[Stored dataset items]
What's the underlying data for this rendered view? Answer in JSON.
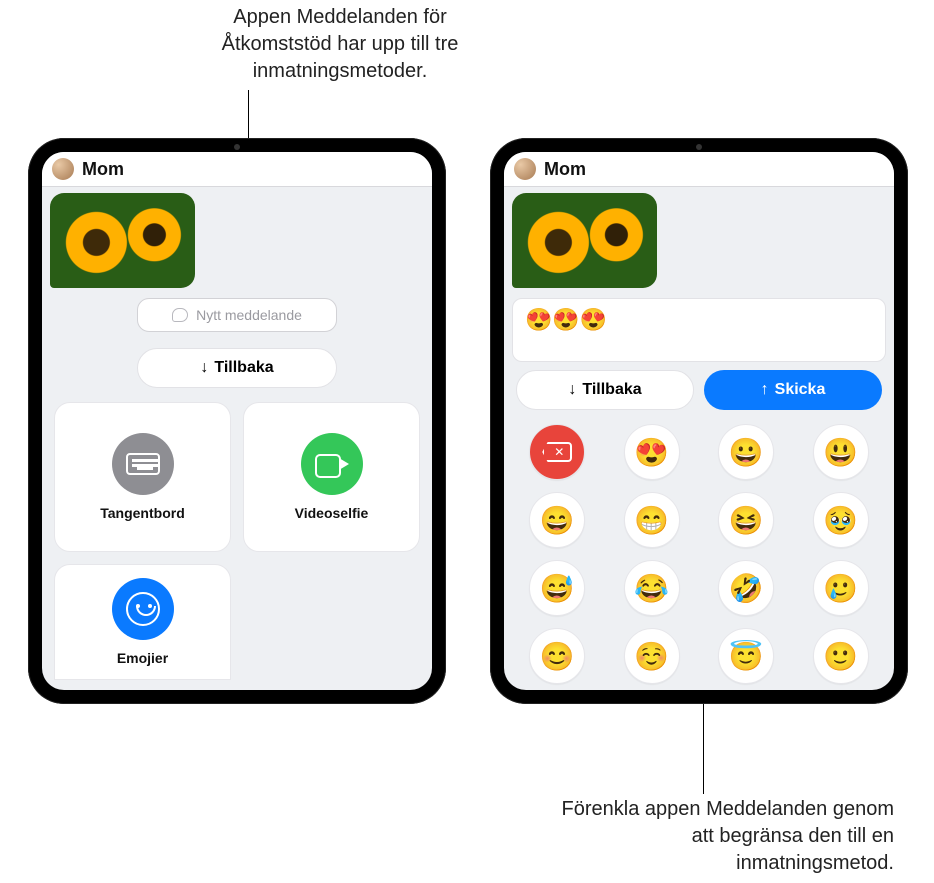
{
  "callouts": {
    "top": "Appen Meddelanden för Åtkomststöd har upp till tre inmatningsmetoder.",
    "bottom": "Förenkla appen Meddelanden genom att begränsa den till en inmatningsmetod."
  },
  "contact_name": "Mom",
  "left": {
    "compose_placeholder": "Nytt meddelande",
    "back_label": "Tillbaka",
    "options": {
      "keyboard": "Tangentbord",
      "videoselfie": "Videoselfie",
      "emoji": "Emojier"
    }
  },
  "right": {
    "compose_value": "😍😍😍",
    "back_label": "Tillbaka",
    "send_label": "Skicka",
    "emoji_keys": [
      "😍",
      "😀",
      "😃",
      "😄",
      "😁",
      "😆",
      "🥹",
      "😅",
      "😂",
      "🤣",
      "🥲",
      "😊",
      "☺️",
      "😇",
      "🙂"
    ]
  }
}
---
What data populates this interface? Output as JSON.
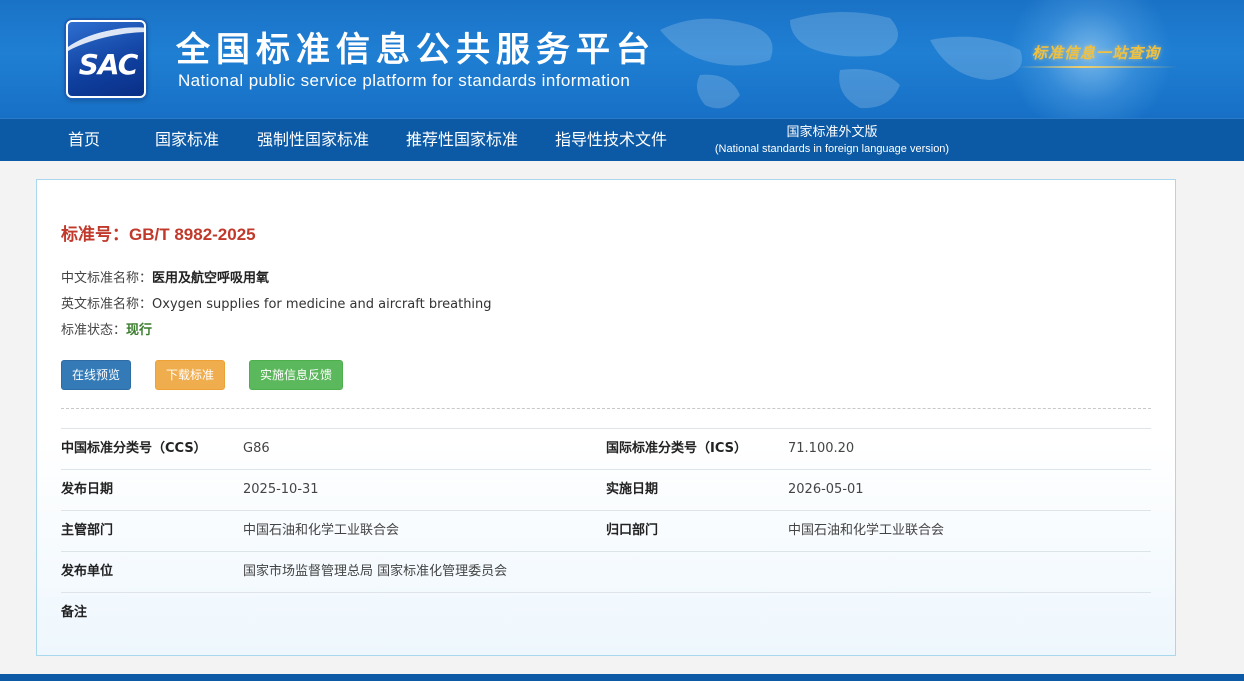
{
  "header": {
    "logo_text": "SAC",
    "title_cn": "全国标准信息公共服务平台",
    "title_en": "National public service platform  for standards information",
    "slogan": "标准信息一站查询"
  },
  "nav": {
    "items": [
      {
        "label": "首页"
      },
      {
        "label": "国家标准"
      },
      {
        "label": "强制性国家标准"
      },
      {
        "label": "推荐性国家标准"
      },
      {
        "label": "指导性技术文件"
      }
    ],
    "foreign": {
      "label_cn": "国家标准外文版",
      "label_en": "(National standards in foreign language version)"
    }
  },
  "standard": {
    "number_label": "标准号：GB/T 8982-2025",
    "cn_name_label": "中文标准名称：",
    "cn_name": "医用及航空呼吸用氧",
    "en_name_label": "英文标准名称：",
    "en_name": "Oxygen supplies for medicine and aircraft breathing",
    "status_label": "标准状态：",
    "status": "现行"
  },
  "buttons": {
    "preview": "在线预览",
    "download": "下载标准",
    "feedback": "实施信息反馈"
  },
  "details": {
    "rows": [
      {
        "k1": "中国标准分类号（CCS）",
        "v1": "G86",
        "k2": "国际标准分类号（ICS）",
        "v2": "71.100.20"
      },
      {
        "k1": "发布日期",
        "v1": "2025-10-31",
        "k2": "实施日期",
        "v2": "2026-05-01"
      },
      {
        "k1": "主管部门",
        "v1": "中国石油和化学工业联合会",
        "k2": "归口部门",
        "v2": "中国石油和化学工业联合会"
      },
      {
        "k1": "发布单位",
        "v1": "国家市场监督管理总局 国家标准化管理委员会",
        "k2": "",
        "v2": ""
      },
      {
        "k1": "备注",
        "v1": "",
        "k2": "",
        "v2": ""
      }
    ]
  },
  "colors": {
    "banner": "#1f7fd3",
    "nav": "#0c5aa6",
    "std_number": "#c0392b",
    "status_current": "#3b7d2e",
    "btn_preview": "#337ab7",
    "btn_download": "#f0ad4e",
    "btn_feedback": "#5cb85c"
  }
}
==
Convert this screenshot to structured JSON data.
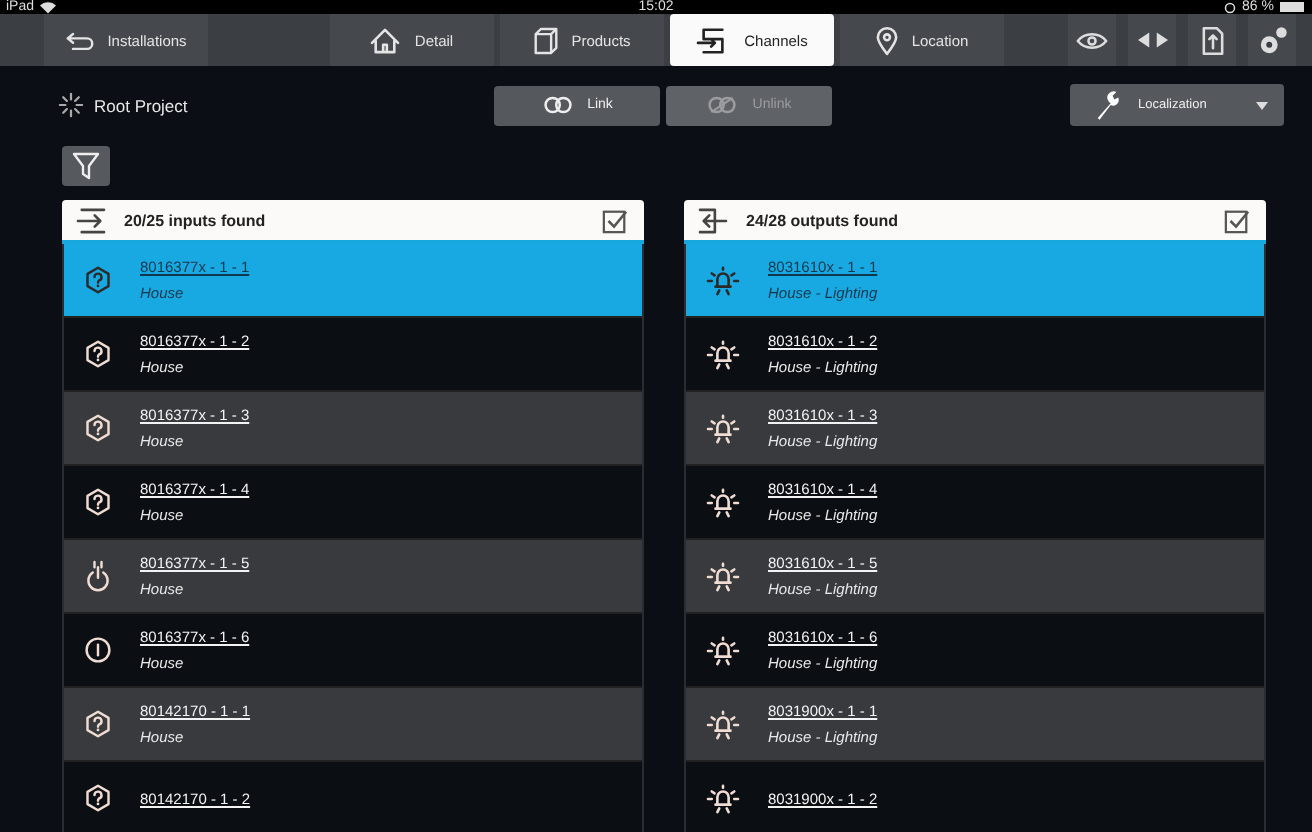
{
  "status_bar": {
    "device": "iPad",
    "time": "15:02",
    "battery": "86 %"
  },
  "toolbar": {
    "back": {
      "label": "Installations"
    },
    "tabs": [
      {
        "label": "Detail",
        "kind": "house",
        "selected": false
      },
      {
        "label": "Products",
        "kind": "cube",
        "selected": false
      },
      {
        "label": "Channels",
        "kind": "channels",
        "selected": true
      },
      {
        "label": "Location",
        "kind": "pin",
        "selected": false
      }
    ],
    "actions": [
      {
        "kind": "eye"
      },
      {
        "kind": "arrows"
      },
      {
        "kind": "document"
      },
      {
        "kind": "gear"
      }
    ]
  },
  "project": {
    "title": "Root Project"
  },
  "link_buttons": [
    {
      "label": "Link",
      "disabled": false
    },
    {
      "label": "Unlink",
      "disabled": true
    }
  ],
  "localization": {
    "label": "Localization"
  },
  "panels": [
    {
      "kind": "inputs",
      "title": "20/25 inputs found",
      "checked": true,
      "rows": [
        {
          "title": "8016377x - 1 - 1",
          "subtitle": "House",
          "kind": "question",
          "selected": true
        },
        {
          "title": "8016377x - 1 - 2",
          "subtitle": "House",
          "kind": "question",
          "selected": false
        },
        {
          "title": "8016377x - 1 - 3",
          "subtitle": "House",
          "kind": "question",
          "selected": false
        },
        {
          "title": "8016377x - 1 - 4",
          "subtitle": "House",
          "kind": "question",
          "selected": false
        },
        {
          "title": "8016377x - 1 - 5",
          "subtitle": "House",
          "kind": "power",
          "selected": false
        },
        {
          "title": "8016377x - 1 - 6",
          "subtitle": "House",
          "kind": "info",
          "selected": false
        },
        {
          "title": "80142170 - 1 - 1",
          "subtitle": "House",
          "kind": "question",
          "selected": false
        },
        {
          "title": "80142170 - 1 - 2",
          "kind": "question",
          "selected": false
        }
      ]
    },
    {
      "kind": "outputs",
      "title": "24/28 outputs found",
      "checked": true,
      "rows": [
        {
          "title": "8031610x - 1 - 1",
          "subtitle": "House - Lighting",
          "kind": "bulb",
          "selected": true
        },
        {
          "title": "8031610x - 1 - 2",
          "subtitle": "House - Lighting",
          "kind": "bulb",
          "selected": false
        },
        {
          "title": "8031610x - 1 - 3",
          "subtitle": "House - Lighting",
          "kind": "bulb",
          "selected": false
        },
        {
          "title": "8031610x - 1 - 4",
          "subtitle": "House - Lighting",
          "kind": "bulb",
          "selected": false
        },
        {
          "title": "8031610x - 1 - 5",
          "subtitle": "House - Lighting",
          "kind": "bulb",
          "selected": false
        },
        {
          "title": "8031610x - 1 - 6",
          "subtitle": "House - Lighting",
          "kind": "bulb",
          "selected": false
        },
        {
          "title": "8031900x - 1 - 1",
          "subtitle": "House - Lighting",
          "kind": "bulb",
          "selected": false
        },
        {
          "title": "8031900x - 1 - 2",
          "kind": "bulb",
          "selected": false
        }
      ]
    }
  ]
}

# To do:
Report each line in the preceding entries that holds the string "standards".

# Result of the exercise:
    "title_en": "National public service platform  for standards information",
      "label_en": "(National standards in foreign language version)"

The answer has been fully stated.